| TRY IT |
Go through the data and count each line that has the string "Parrot". Give that count alone.

| INFORMATION SHOWN |
+++

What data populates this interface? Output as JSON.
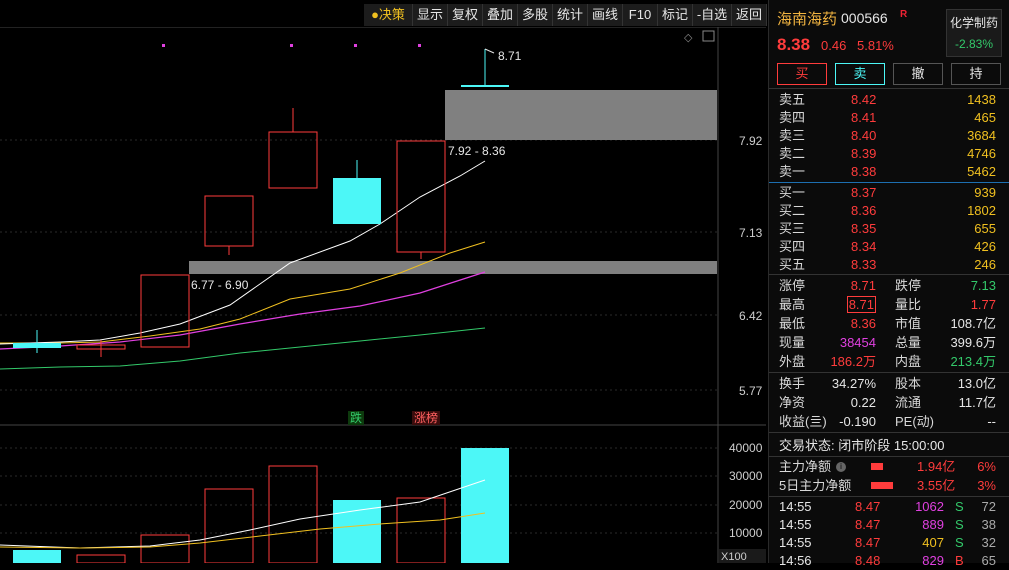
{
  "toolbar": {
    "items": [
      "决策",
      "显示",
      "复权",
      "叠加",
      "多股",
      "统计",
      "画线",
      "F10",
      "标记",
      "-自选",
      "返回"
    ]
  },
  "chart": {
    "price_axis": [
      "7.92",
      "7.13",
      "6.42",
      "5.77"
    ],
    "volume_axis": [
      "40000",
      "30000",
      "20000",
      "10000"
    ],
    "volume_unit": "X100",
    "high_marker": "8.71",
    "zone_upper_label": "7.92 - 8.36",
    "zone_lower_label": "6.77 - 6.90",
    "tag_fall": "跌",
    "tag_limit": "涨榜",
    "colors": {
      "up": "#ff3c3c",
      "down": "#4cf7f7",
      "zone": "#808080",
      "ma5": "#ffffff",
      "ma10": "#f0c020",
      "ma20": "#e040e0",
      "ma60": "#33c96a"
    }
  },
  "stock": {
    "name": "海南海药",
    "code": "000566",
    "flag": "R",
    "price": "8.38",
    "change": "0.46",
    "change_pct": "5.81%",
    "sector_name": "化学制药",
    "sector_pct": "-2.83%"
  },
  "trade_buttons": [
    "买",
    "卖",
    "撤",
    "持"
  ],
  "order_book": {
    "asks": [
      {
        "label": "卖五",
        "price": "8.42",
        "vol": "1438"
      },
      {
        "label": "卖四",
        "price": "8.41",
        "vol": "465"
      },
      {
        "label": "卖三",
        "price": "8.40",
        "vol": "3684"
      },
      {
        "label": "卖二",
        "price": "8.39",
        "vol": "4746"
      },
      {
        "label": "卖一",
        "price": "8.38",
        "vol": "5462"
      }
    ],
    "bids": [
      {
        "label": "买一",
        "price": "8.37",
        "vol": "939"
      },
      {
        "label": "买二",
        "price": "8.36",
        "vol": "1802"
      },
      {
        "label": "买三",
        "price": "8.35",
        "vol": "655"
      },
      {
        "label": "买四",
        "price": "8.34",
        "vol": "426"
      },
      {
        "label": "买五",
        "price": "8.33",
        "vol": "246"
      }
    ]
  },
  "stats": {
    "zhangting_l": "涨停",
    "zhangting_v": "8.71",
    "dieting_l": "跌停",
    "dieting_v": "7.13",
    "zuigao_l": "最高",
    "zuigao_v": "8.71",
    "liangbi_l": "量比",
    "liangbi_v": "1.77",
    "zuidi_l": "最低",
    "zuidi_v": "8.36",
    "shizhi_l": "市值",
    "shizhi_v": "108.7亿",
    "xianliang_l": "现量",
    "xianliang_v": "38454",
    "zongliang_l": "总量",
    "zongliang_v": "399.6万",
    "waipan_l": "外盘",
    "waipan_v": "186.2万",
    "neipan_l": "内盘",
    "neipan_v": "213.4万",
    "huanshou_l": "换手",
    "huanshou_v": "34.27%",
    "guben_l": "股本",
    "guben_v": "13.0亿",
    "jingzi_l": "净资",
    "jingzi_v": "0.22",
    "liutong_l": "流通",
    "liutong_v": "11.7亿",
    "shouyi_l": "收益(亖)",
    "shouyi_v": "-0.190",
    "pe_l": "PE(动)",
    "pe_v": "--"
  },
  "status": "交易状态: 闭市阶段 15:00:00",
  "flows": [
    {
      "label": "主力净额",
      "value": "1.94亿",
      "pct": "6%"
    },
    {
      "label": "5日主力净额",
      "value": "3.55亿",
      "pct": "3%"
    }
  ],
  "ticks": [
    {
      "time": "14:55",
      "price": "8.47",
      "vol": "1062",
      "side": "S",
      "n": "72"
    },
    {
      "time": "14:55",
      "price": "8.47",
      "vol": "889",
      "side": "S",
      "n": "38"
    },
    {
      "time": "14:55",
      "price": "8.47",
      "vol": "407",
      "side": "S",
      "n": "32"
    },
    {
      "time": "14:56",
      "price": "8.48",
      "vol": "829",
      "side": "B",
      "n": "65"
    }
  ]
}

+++

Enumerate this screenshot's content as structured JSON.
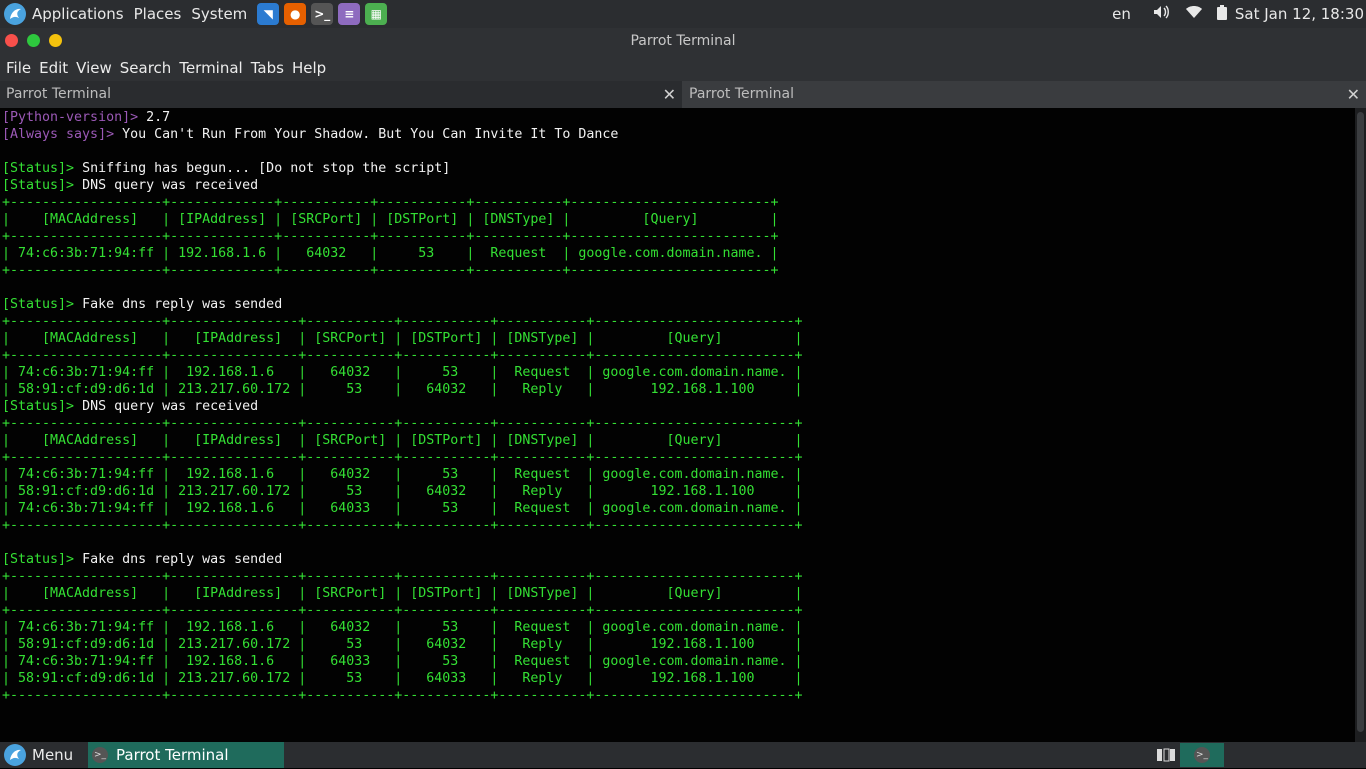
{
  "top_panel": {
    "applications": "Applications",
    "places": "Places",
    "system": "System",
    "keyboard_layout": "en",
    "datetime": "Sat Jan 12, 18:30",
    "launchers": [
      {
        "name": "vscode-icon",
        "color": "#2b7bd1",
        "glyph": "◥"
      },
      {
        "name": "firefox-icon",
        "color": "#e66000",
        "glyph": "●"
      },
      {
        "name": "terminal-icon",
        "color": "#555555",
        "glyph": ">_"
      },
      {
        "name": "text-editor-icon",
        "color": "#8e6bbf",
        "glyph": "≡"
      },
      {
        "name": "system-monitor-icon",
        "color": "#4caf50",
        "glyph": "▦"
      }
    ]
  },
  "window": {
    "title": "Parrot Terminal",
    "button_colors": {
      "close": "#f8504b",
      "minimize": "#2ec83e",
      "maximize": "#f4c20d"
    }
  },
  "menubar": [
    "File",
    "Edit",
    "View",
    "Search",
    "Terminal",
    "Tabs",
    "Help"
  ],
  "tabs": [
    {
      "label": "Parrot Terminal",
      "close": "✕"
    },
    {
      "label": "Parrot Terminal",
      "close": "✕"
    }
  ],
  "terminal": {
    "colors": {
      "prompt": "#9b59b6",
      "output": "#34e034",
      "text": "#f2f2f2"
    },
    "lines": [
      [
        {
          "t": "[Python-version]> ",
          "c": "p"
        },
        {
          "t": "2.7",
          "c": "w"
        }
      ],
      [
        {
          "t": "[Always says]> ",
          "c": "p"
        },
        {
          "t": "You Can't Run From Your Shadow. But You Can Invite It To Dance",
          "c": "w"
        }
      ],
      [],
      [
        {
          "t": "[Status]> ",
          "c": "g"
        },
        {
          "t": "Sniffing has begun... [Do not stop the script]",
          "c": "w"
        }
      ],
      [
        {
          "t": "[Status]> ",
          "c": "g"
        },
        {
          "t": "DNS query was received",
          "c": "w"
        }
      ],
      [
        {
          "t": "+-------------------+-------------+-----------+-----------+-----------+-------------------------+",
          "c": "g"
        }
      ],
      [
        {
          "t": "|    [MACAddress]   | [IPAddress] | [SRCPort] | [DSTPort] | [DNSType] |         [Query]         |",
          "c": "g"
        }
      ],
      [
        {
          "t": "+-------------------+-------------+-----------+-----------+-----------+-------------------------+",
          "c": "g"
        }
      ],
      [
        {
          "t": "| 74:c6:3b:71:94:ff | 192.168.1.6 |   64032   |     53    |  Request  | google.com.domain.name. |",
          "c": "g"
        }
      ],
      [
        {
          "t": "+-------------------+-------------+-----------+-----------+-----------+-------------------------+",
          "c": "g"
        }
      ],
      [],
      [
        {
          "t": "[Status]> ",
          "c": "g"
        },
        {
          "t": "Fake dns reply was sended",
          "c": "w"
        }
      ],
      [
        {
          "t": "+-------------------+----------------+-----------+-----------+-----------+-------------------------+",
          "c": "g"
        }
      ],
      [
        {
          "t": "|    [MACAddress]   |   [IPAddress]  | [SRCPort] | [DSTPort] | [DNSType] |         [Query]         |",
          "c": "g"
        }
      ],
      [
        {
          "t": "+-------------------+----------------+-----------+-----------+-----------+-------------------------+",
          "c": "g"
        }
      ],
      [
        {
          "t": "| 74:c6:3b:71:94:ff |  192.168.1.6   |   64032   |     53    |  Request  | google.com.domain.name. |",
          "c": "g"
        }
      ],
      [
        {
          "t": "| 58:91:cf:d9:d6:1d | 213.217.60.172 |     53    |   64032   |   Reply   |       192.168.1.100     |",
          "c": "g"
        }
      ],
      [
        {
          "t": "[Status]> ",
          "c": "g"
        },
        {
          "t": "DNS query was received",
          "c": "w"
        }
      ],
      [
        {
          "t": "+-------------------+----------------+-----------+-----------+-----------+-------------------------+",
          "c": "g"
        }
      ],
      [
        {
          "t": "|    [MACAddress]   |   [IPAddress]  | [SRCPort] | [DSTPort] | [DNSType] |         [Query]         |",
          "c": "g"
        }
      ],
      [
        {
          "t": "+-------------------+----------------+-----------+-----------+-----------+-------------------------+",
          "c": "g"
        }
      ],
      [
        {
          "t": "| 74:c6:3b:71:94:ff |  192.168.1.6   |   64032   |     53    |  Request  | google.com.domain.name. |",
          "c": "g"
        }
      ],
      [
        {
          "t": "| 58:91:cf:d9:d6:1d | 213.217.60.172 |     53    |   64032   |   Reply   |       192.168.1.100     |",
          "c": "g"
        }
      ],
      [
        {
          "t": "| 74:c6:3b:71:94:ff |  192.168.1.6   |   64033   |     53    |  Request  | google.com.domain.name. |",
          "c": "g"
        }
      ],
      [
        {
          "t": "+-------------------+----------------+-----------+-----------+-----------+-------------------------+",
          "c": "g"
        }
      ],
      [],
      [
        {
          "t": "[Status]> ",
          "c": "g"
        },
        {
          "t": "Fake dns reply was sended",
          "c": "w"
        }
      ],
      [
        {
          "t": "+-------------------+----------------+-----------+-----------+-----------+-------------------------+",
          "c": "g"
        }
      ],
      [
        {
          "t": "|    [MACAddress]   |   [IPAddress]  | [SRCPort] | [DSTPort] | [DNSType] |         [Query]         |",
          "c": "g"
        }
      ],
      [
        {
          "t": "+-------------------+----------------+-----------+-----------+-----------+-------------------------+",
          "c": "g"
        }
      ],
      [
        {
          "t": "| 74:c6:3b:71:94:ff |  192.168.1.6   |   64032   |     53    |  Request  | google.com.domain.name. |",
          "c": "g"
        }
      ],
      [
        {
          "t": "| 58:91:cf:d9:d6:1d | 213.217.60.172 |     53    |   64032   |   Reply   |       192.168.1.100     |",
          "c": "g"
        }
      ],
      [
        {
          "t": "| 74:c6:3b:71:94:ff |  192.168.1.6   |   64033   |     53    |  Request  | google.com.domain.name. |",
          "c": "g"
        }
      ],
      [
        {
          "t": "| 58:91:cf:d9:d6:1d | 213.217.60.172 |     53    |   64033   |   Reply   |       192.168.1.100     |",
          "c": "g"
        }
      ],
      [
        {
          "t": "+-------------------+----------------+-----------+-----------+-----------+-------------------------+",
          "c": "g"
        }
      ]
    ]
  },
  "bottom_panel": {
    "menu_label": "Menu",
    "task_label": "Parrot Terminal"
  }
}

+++

| RESPONSE FOR THIS EXERCISE |
4